What these books represent is a rejection of what have been the prevailing strategies for dealing with racism—Colorblindness and Anti-Racism—in favor of a distinctly Christian ethic which recognizes diversity as a gift from God to be cultivated and stewarded.(1)
The latest book to take this approach is a forthcoming volume by Jamaal Williams and Timothy Paul Jones, In Church as It Is in Heaven (Downers Grove, IL: IVP, 2023). In many ways, this book picks up where Jarvis Williams left off.(2) Williams’ book is a Biblical survey of diversity, with a few practical applications to our present moment at the end. Williams and Jones are pastors and have written this book with the goal of applying the same theology to life together in the local church. They are practitioners, which comes through in all the best ways. But they are quick to point out that they do not have everything figured out. What they offer is a robust defense of why this approach matters and several decades of combined experience in working it out in a particular church body.
One thing that makes this book jump off the page is that the authors center their discussion on ethnic unity within a specific context of racial unrest. The authors pastor a church in Louisville, within a few miles from where Breonna Taylor and David McAtee were killed. They pastored through protests and through all the hurt and distrust their congregants were bringing with them to church every week. The ideas in this book are not mere abstractions, and the authors have skin in the game. You can trust their words as coming from pastors, not armchair theologians or hot-take artists.
Despite being honest about the state of racial unrest in America and the lack of ethnic unity in our churches, this book will not leave you in despair. Williams and Jones pick up on what Derwin Gray calls, “Being Color-Blessed” and what Jarvis Williams calls, “Redemptive Kingdom Diversity.” Williams and Jones call it “Multi-Ethnic Kingdom Culture.” This is the positive vision for redeemed diversity that replaces the frameworks of colorblindness and secular anti-racism.
As opposed to color-blindness, Williams and Jones embrace ethnic diversity as a good thing which does not result in a flattening of differences, but an appreciation of them. As opposed to anti-racism, it is far more ambitious. Often, anti-racism aims for diversity, equity, and inclusion. But Williams and Jones point out that one can have those things without love, the central virtue of Christian ethics. They truly believe that such a culture is possible, and will leave you with hope for how we might get there.
As pastors, Williams and Jones understand the importance of liturgy. If that is not a church word you’re familiar with, liturgy is basically a holy habit meant to cultivate a specific affection within a Christian’s heart.

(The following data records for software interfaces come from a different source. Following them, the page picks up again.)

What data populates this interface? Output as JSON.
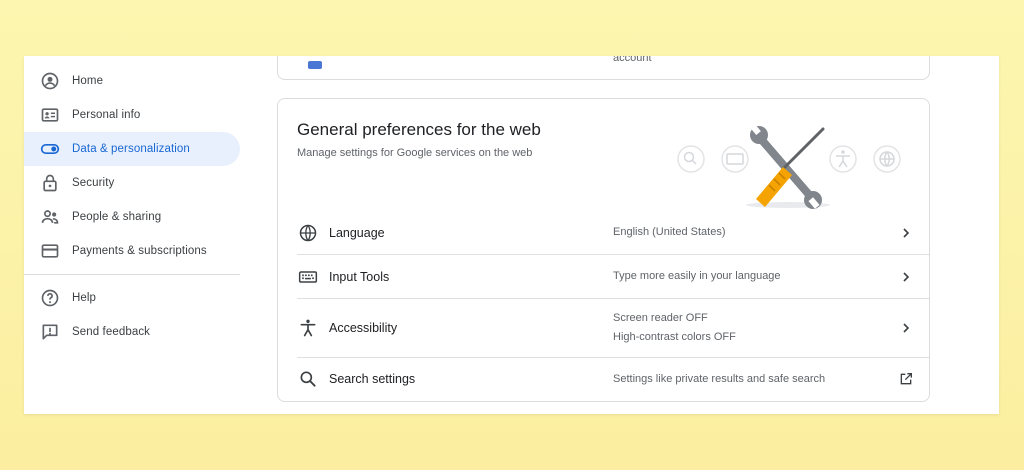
{
  "sidebar": {
    "items": [
      {
        "label": "Home",
        "icon": "account-circle-icon"
      },
      {
        "label": "Personal info",
        "icon": "id-card-icon"
      },
      {
        "label": "Data & personalization",
        "icon": "toggle-icon",
        "active": true
      },
      {
        "label": "Security",
        "icon": "lock-icon"
      },
      {
        "label": "People & sharing",
        "icon": "people-icon"
      },
      {
        "label": "Payments & subscriptions",
        "icon": "credit-card-icon"
      }
    ],
    "footer_items": [
      {
        "label": "Help",
        "icon": "help-icon"
      },
      {
        "label": "Send feedback",
        "icon": "feedback-icon"
      }
    ]
  },
  "top_card": {
    "trailing_text": "account"
  },
  "general_preferences": {
    "title": "General preferences for the web",
    "subtitle": "Manage settings for Google services on the web",
    "rows": [
      {
        "label": "Language",
        "value": "English (United States)",
        "icon": "globe-icon",
        "action": "chevron-right-icon"
      },
      {
        "label": "Input Tools",
        "value": "Type more easily in your language",
        "icon": "keyboard-icon",
        "action": "chevron-right-icon"
      },
      {
        "label": "Accessibility",
        "value_line1": "Screen reader OFF",
        "value_line2": "High-contrast colors OFF",
        "icon": "accessibility-icon",
        "action": "chevron-right-icon"
      },
      {
        "label": "Search settings",
        "value": "Settings like private results and safe search",
        "icon": "search-icon",
        "action": "open-in-new-icon"
      }
    ]
  },
  "colors": {
    "accent": "#1967d2",
    "active_bg": "#e8f0fe",
    "screwdriver": "#f5a300",
    "wrench": "#80868b"
  }
}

The problem behind our lack of ethnic unity, according to Williams and Jones, is a lack of love. To solve this, they offer a series of liturgies to stir the affections of Christians to provoke reconciling, hospitable love.

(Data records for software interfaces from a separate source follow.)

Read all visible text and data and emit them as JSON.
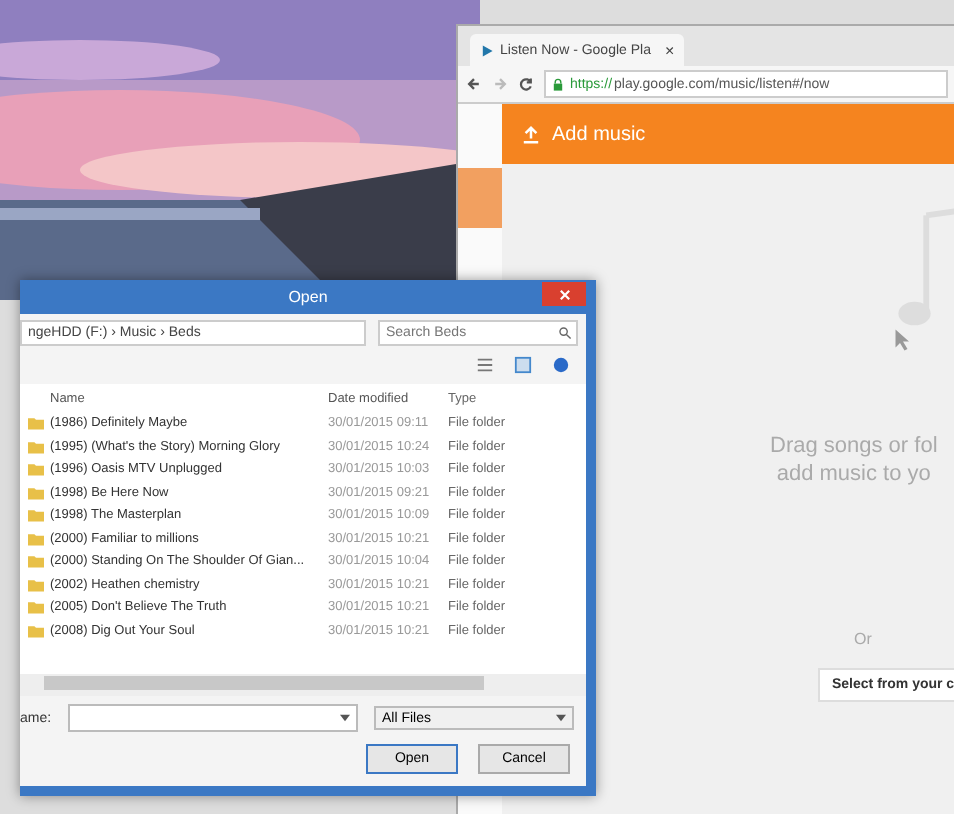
{
  "browser": {
    "tab": {
      "title": "Listen Now - Google Pla",
      "close": "×"
    },
    "address": {
      "secure": "https://",
      "url": "play.google.com/music/listen#/now"
    },
    "header": {
      "title": "Add music"
    },
    "drop_text": [
      "Drag songs or fol",
      "add music to yo"
    ],
    "or_text": "Or",
    "select_button": "Select from your c"
  },
  "dialog": {
    "title": "Open",
    "breadcrumb": "ngeHDD (F:)  ›  Music  ›  Beds",
    "search": {
      "placeholder": "Search Beds"
    },
    "columns": [
      "Name",
      "Date modified",
      "Type"
    ],
    "rows": [
      {
        "name": "(1986) Definitely Maybe",
        "date": "30/01/2015 09:11",
        "type": "File folder"
      },
      {
        "name": "(1995) (What's the Story) Morning Glory",
        "date": "30/01/2015 10:24",
        "type": "File folder"
      },
      {
        "name": "(1996) Oasis MTV Unplugged",
        "date": "30/01/2015 10:03",
        "type": "File folder"
      },
      {
        "name": "(1998) Be Here Now",
        "date": "30/01/2015 09:21",
        "type": "File folder"
      },
      {
        "name": "(1998) The Masterplan",
        "date": "30/01/2015 10:09",
        "type": "File folder"
      },
      {
        "name": "(2000) Familiar to millions",
        "date": "30/01/2015 10:21",
        "type": "File folder"
      },
      {
        "name": "(2000) Standing On The Shoulder Of Gian...",
        "date": "30/01/2015 10:04",
        "type": "File folder"
      },
      {
        "name": "(2002) Heathen chemistry",
        "date": "30/01/2015 10:21",
        "type": "File folder"
      },
      {
        "name": "(2005) Don't Believe The Truth",
        "date": "30/01/2015 10:21",
        "type": "File folder"
      },
      {
        "name": "(2008) Dig Out Your Soul",
        "date": "30/01/2015 10:21",
        "type": "File folder"
      }
    ],
    "filename_label": "ame:",
    "filetype": "All Files",
    "buttons": [
      "Open",
      "Cancel"
    ]
  }
}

They offer liturgies on lament, generosity, peacemaking, hospitality, and communion. These are not perfunctory actions. These are examples of corporate undertakings which have been worked out in a specific local church. If you are a church leader, there is much here for you to try with your own church. If you are a church member, you will find fuel for your personal devotion to grow your love of God and the image-bearers He has given you to love.
Conclusion: In Church as it is in Heaven

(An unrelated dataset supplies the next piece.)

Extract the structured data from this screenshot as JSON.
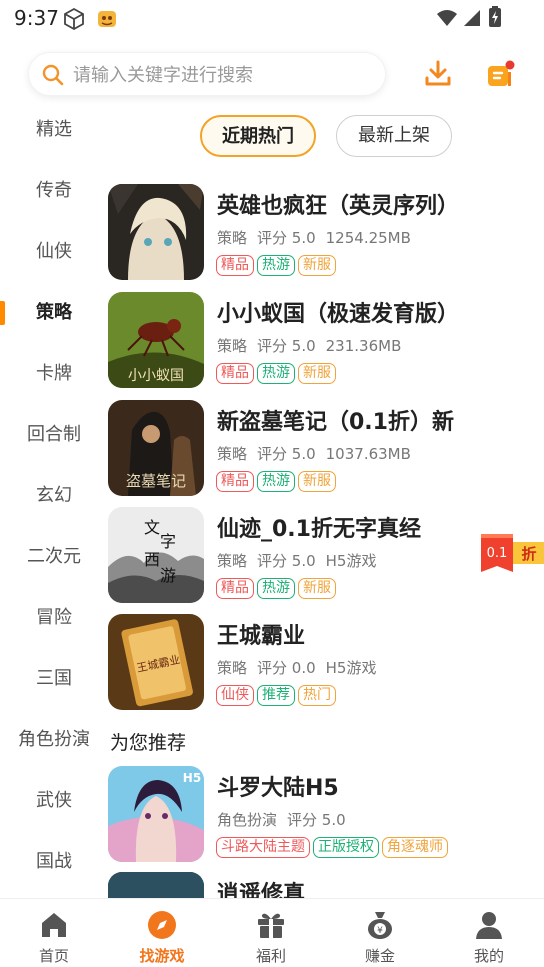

We received advanced copies of this book to see if it would be something United? We Pray might endorse. Both Isaac and I read it shortly after receiving it. I happened to finish it first and texted him, “Bro, this book is center of the bullseye for us.” What I meant is that UWP seeks to be Biblical, helpful, clear, and hopeful in all that we write and say. Our mission is to help Christians pray and think better about racial strife. In both its goal and approach, this book is about that same kind of work. I hope you will get this book and be blessed and encouraged with a positive vision for building up the unity of Christ’s multi-ethnic bride.
1. For a detailed explanation for why colorblindness and secular anti-racism fall short, listen to this interview with George Yancey.
2. It should be noted that Williams and Jones do not ignore or gloss over Jarvis Williams’ work. Jarvis Williams is a member at their church, and his influence will be obvious to readers who are familiar with him.
- Thank God for the good work being done to address centuries-old patterns of sin in our society and churches.
- Pray for more Christians to understand ethnic unity as an imperative to faithful Christian living.
- Pray for more churches to exemplify this “Multi-Ethnic Kingdom Culture,” and give us all the wisdom to live it out.